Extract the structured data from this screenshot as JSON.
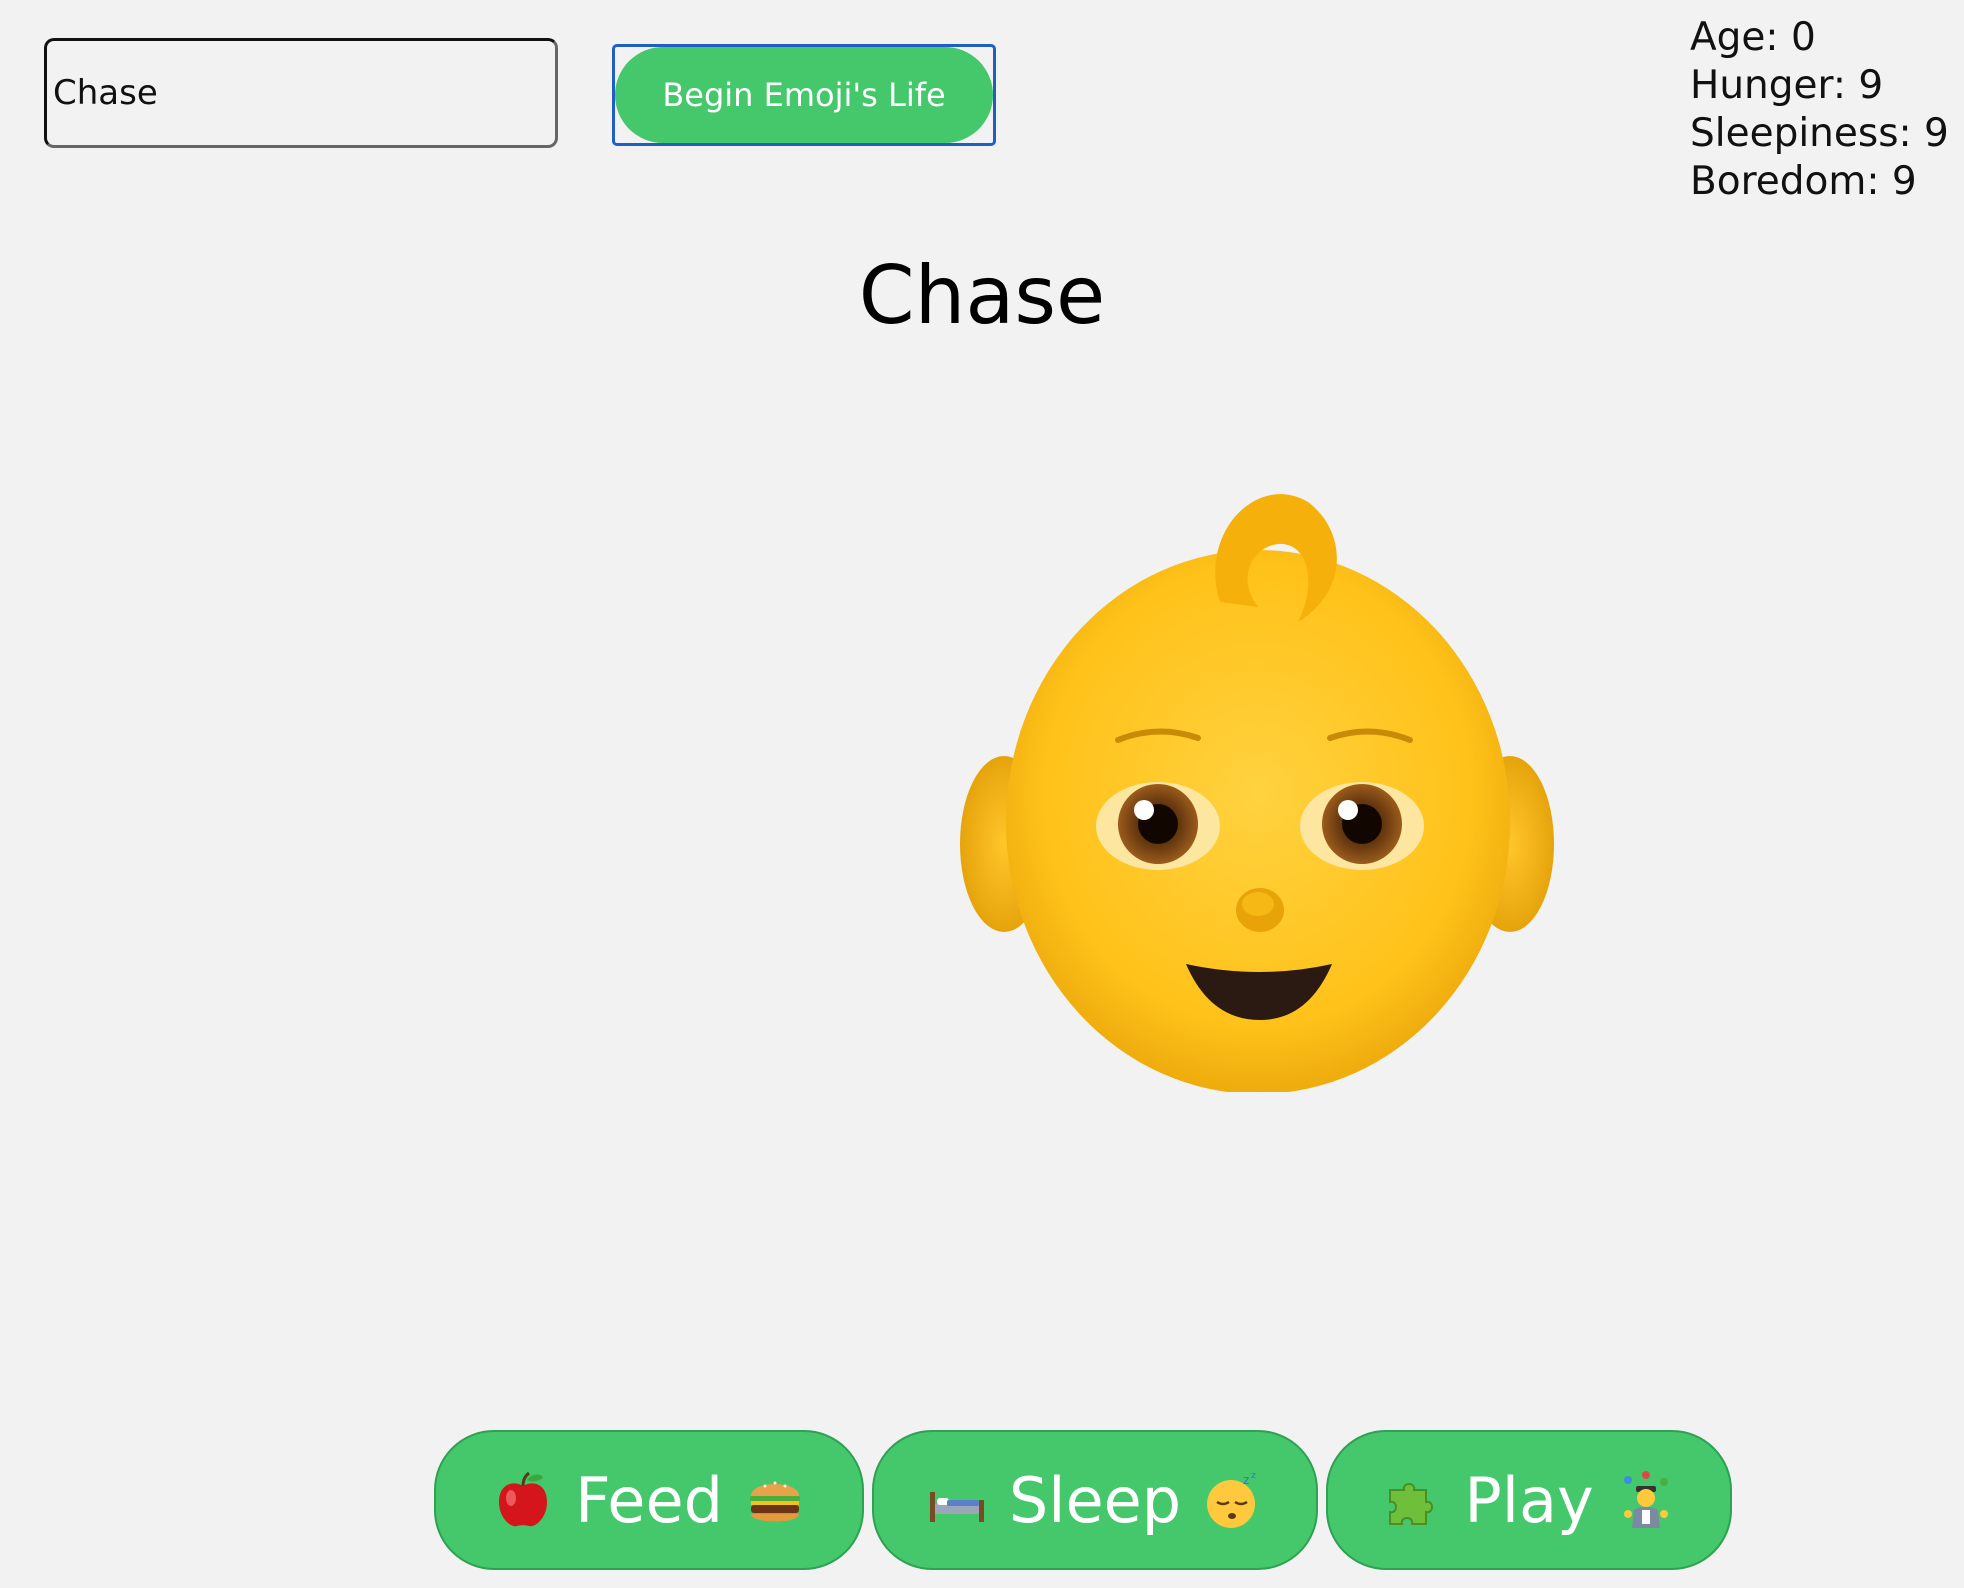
{
  "controls": {
    "name_input_value": "Chase",
    "begin_button_label": "Begin Emoji's Life"
  },
  "stats": {
    "age": "Age: 0",
    "hunger": "Hunger: 9",
    "sleepiness": "Sleepiness: 9",
    "boredom": "Boredom: 9"
  },
  "pet": {
    "name": "Chase",
    "emoji_icon": "baby-face-icon"
  },
  "actions": {
    "feed": {
      "label": "Feed",
      "left_icon": "red-apple-icon",
      "right_icon": "hamburger-icon"
    },
    "sleep": {
      "label": "Sleep",
      "left_icon": "bed-icon",
      "right_icon": "sleeping-face-icon"
    },
    "play": {
      "label": "Play",
      "left_icon": "puzzle-piece-icon",
      "right_icon": "juggler-icon"
    }
  },
  "colors": {
    "background": "#f2f2f2",
    "button_green": "#45c76b",
    "focus_outline": "#1f5fc4",
    "emoji_yellow": "#ffc83d"
  }
}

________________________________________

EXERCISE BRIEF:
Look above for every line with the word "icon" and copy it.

OUTPUT OF THE EXERCISE:
    "emoji_icon": "baby-face-icon"
      "left_icon": "red-apple-icon",
      "right_icon": "hamburger-icon"
      "left_icon": "bed-icon",
      "right_icon": "sleeping-face-icon"
      "left_icon": "puzzle-piece-icon",
      "right_icon": "juggler-icon"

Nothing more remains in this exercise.